The promotion of women's and children's rights has been a consensual topic on ASEAN's agenda since the late seventies. All ASEAN Member States have ratified and are parties to the Convention on the Elimination of All Forms of Discrimination Against Women (CEDAW) and the Convention on the Rights of the Child (CRC). Nonetheless, several key challenges remain in the region, such as gender discrimination, human trafficking, child labour, limited access to education and the broader impact of poverty on the situation of women and children.
In contrast to the ASEAN Intergovernmental Commission on Human Rights (AICHR) also established in 2010, ACWC has a human rights protection mandate and is entitled to organise open consultation processes with civil society on issues related to women's and children's rights. ACWC also interacts quite intensively with UN bodies, including UNIFEM, and Dialogue-partners of ASEAN. ACWC members visited Washington in April 2012.
ACWC tries to ensure balance between promoting and protecting the rights of women and children. It has given significant attention to issues such as trafficking in human beings, which affects women and children in the region. During its fifth meeting, in July 2012 in Jakarta, ACWC agreed 12 projects aimed at raising awareness about best practices in eliminating violence against women and children; developing a regional network of social services aimed at victims of violence; organising conferences on cultural and religious practices affecting the rights of children; setting standards on service delivery for children with disabilities; promoting an enabling environment for children to participate in public decision making; and developing an ASEAN progress report on women's advancement and gender equality.

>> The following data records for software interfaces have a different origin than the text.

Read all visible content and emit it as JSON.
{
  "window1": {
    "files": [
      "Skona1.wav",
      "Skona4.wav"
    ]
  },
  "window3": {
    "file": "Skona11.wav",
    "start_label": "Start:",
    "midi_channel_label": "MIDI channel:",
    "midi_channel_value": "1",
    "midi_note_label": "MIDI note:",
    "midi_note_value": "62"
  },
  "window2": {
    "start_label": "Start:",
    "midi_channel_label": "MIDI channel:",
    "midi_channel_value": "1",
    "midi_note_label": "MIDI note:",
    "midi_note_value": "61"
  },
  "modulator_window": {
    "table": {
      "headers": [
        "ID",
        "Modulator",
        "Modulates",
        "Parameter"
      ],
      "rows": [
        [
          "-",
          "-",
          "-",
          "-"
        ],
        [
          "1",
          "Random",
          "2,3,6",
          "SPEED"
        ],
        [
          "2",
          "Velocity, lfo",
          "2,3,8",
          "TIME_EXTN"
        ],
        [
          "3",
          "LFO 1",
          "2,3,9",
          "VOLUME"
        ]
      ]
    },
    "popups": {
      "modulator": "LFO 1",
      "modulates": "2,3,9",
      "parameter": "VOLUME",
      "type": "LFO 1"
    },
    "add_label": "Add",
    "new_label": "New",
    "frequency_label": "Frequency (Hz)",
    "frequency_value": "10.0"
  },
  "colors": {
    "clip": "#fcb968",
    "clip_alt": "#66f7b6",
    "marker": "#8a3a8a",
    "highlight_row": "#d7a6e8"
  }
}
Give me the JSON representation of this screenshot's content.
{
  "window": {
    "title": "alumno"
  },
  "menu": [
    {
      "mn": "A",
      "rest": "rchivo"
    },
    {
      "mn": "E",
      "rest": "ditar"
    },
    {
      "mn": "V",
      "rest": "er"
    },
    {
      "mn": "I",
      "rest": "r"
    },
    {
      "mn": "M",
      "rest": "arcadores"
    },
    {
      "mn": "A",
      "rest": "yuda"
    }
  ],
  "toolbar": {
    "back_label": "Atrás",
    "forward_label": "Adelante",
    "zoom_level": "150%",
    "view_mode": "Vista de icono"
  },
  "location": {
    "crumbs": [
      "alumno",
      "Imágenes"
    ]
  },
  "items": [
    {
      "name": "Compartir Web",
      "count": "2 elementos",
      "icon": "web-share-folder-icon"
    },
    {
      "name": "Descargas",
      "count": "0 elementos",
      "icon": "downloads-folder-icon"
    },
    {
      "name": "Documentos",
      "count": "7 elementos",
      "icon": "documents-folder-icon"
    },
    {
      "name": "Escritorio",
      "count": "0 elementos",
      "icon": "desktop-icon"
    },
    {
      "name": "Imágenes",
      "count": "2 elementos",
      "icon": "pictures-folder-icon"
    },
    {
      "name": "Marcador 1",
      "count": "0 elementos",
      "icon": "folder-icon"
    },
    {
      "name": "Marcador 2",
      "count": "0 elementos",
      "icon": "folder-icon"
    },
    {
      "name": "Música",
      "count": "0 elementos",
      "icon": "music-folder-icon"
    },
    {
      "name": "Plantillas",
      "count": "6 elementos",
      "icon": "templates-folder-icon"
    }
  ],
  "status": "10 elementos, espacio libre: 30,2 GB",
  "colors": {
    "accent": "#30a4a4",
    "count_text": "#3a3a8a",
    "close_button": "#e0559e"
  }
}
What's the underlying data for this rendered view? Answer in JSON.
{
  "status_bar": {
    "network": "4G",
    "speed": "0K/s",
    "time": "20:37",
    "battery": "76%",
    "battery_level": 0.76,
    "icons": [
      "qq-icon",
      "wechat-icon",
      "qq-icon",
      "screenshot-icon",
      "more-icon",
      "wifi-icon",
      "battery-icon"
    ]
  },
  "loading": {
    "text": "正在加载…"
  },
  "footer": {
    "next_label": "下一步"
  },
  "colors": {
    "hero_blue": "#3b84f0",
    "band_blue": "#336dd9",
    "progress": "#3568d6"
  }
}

ACWC has contributed to raising awareness about women's and children's rights within governments of the region. It has established standards which have been brought to the attention of regular meetings of ASEAN Ministers (Health, Education, Labour, Social Welfare, Rural Development and Poverty Eradication etc.).
The work of ACWC provides interesting side-ways to address difficult or sensitive issues not openly or properly addressed on the wider human rights agenda of ASEAN (e.g. land evictions, a widespread challenge in the region, is being addressed by ACWC through "activities to strengthen the economic rights of women, particularly to land and property").
Upon invitation of the EEAS, all 20 members of ACWC will visit relevant EU institutions (EEAS, Commission, Parliament, Economic and Social Committee) and Belgian agencies (e.g. Centre pour l'Egalité des Chances) between 19 and 22 February 2013. ACWC members will essentially seek to share experience and lessons learnt on the broad set of issues falling within their mandate as well as explore possible avenues for future cooperation with the EU.